* _WORK TASK_: Output the following data exactly.

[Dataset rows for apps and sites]
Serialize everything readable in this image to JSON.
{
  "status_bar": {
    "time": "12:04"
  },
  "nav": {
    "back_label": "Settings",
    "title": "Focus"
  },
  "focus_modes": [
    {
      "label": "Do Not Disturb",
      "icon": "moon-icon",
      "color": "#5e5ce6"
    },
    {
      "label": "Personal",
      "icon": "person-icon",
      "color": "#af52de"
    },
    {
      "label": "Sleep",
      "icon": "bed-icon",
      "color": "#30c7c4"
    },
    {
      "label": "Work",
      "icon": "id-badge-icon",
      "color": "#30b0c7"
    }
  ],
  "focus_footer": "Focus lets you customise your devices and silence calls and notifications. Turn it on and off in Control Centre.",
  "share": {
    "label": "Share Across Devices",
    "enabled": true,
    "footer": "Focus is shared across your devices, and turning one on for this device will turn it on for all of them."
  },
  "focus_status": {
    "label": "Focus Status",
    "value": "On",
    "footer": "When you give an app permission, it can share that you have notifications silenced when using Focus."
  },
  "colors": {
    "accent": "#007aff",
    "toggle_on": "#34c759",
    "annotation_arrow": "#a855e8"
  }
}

* _RESPONSE_:
Serialize everything readable in this image to JSON.
{
  "status_bar": {
    "time": "12:04"
  },
  "nav": {
    "back_label": "Settings",
    "title": "Focus"
  },
  "focus_modes": [
    {
      "label": "Do Not Disturb",
      "icon": "moon-icon",
      "color": "#5e5ce6"
    },
    {
      "label": "Personal",
      "icon": "person-icon",
      "color": "#af52de"
    },
    {
      "label": "Sleep",
      "icon": "bed-icon",
      "color": "#30c7c4"
    },
    {
      "label": "Work",
      "icon": "id-badge-icon",
      "color": "#30b0c7"
    }
  ],
  "focus_footer": "Focus lets you customise your devices and silence calls and notifications. Turn it on and off in Control Centre.",
  "share": {
    "label": "Share Across Devices",
    "enabled": true,
    "footer": "Focus is shared across your devices, and turning one on for this device will turn it on for all of them."
  },
  "focus_status": {
    "label": "Focus Status",
    "value": "On",
    "footer": "When you give an app permission, it can share that you have notifications silenced when using Focus."
  },
  "colors": {
    "accent": "#007aff",
    "toggle_on": "#34c759",
    "annotation_arrow": "#a855e8"
  }
}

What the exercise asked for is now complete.